Could you give the whole listing again, exactly as it reads?

Provided material:
........

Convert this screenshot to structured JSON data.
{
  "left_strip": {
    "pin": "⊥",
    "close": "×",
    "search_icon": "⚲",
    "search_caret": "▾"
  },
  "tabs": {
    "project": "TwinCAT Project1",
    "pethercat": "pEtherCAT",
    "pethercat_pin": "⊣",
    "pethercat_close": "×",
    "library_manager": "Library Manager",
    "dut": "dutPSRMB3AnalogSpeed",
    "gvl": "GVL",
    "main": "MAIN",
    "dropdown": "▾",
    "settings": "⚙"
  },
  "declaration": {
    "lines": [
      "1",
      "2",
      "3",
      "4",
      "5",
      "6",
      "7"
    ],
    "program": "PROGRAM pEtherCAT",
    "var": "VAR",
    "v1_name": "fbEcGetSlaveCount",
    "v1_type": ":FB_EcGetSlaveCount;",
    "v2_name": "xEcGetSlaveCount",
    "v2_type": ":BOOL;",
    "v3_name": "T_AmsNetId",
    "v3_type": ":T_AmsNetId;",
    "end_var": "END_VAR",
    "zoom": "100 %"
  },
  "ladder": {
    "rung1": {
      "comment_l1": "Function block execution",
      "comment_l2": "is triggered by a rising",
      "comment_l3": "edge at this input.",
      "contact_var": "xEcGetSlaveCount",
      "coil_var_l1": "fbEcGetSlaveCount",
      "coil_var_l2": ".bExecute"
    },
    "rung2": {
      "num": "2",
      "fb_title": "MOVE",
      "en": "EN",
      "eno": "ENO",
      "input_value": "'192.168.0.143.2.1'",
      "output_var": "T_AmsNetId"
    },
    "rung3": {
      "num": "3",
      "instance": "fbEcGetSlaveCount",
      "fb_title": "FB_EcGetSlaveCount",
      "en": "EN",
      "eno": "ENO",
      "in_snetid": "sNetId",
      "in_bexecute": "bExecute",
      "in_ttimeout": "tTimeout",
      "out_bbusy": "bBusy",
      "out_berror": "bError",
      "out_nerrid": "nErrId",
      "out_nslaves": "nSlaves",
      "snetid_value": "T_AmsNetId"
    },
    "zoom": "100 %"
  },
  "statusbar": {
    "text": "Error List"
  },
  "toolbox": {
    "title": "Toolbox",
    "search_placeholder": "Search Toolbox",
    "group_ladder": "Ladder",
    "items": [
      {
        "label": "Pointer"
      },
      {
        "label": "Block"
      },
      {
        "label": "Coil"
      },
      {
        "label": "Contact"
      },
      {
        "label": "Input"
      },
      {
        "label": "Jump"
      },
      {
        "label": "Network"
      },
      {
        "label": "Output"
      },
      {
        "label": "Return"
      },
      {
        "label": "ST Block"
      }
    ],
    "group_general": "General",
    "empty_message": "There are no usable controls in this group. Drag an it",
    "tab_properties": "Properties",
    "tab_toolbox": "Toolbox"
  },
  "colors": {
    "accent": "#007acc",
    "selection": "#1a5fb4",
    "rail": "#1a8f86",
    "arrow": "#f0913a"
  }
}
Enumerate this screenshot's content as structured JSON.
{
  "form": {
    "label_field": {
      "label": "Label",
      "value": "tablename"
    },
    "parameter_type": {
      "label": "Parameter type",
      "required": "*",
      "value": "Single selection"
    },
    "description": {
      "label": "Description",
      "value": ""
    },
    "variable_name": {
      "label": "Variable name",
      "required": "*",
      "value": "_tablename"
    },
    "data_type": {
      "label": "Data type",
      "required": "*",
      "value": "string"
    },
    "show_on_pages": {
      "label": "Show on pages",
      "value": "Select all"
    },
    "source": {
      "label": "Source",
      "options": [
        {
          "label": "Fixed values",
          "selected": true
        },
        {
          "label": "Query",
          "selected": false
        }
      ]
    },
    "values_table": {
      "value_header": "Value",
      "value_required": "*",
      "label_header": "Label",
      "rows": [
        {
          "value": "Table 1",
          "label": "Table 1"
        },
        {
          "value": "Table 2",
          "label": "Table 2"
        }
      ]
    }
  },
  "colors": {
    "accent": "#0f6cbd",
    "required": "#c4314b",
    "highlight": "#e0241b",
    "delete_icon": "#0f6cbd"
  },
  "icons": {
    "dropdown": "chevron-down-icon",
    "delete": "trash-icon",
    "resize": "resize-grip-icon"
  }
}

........

Result of this exercise:
Convert this screenshot to structured JSON data.
{
  "left_strip": {
    "pin": "⊥",
    "close": "×",
    "search_icon": "⚲",
    "search_caret": "▾"
  },
  "tabs": {
    "project": "TwinCAT Project1",
    "pethercat": "pEtherCAT",
    "pethercat_pin": "⊣",
    "pethercat_close": "×",
    "library_manager": "Library Manager",
    "dut": "dutPSRMB3AnalogSpeed",
    "gvl": "GVL",
    "main": "MAIN",
    "dropdown": "▾",
    "settings": "⚙"
  },
  "declaration": {
    "lines": [
      "1",
      "2",
      "3",
      "4",
      "5",
      "6",
      "7"
    ],
    "program": "PROGRAM pEtherCAT",
    "var": "VAR",
    "v1_name": "fbEcGetSlaveCount",
    "v1_type": ":FB_EcGetSlaveCount;",
    "v2_name": "xEcGetSlaveCount",
    "v2_type": ":BOOL;",
    "v3_name": "T_AmsNetId",
    "v3_type": ":T_AmsNetId;",
    "end_var": "END_VAR",
    "zoom": "100 %"
  },
  "ladder": {
    "rung1": {
      "comment_l1": "Function block execution",
      "comment_l2": "is triggered by a rising",
      "comment_l3": "edge at this input.",
      "contact_var": "xEcGetSlaveCount",
      "coil_var_l1": "fbEcGetSlaveCount",
      "coil_var_l2": ".bExecute"
    },
    "rung2": {
      "num": "2",
      "fb_title": "MOVE",
      "en": "EN",
      "eno": "ENO",
      "input_value": "'192.168.0.143.2.1'",
      "output_var": "T_AmsNetId"
    },
    "rung3": {
      "num": "3",
      "instance": "fbEcGetSlaveCount",
      "fb_title": "FB_EcGetSlaveCount",
      "en": "EN",
      "eno": "ENO",
      "in_snetid": "sNetId",
      "in_bexecute": "bExecute",
      "in_ttimeout": "tTimeout",
      "out_bbusy": "bBusy",
      "out_berror": "bError",
      "out_nerrid": "nErrId",
      "out_nslaves": "nSlaves",
      "snetid_value": "T_AmsNetId"
    },
    "zoom": "100 %"
  },
  "statusbar": {
    "text": "Error List"
  },
  "toolbox": {
    "title": "Toolbox",
    "search_placeholder": "Search Toolbox",
    "group_ladder": "Ladder",
    "items": [
      {
        "label": "Pointer"
      },
      {
        "label": "Block"
      },
      {
        "label": "Coil"
      },
      {
        "label": "Contact"
      },
      {
        "label": "Input"
      },
      {
        "label": "Jump"
      },
      {
        "label": "Network"
      },
      {
        "label": "Output"
      },
      {
        "label": "Return"
      },
      {
        "label": "ST Block"
      }
    ],
    "group_general": "General",
    "empty_message": "There are no usable controls in this group. Drag an it",
    "tab_properties": "Properties",
    "tab_toolbox": "Toolbox"
  },
  "colors": {
    "accent": "#007acc",
    "selection": "#1a5fb4",
    "rail": "#1a8f86",
    "arrow": "#f0913a"
  }
}
Enumerate this screenshot's content as structured JSON.
{
  "form": {
    "label_field": {
      "label": "Label",
      "value": "tablename"
    },
    "parameter_type": {
      "label": "Parameter type",
      "required": "*",
      "value": "Single selection"
    },
    "description": {
      "label": "Description",
      "value": ""
    },
    "variable_name": {
      "label": "Variable name",
      "required": "*",
      "value": "_tablename"
    },
    "data_type": {
      "label": "Data type",
      "required": "*",
      "value": "string"
    },
    "show_on_pages": {
      "label": "Show on pages",
      "value": "Select all"
    },
    "source": {
      "label": "Source",
      "options": [
        {
          "label": "Fixed values",
          "selected": true
        },
        {
          "label": "Query",
          "selected": false
        }
      ]
    },
    "values_table": {
      "value_header": "Value",
      "value_required": "*",
      "label_header": "Label",
      "rows": [
        {
          "value": "Table 1",
          "label": "Table 1"
        },
        {
          "value": "Table 2",
          "label": "Table 2"
        }
      ]
    }
  },
  "colors": {
    "accent": "#0f6cbd",
    "required": "#c4314b",
    "highlight": "#e0241b",
    "delete_icon": "#0f6cbd"
  },
  "icons": {
    "dropdown": "chevron-down-icon",
    "delete": "trash-icon",
    "resize": "resize-grip-icon"
  }
}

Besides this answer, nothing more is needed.